** Task statement **
Could you restate the data word for word and drop the pictures?

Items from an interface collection
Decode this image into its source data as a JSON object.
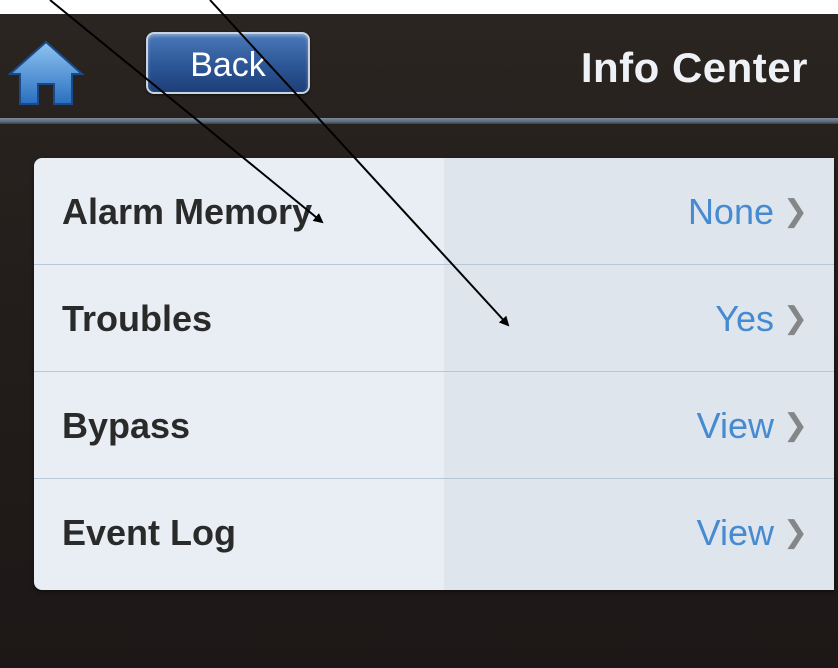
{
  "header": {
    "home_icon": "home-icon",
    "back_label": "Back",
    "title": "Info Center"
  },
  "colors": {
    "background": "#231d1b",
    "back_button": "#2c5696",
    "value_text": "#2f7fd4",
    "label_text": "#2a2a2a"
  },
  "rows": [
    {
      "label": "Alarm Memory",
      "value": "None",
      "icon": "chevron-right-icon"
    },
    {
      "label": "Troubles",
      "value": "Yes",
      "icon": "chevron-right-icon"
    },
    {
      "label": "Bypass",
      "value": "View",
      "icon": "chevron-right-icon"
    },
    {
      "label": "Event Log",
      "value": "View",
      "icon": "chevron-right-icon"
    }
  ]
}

** Exercise result **
Decode this image into its source data as a JSON object.
{
  "header": {
    "home_icon": "home-icon",
    "back_label": "Back",
    "title": "Info Center"
  },
  "colors": {
    "background": "#231d1b",
    "back_button": "#2c5696",
    "value_text": "#2f7fd4",
    "label_text": "#2a2a2a"
  },
  "rows": [
    {
      "label": "Alarm Memory",
      "value": "None",
      "icon": "chevron-right-icon"
    },
    {
      "label": "Troubles",
      "value": "Yes",
      "icon": "chevron-right-icon"
    },
    {
      "label": "Bypass",
      "value": "View",
      "icon": "chevron-right-icon"
    },
    {
      "label": "Event Log",
      "value": "View",
      "icon": "chevron-right-icon"
    }
  ]
}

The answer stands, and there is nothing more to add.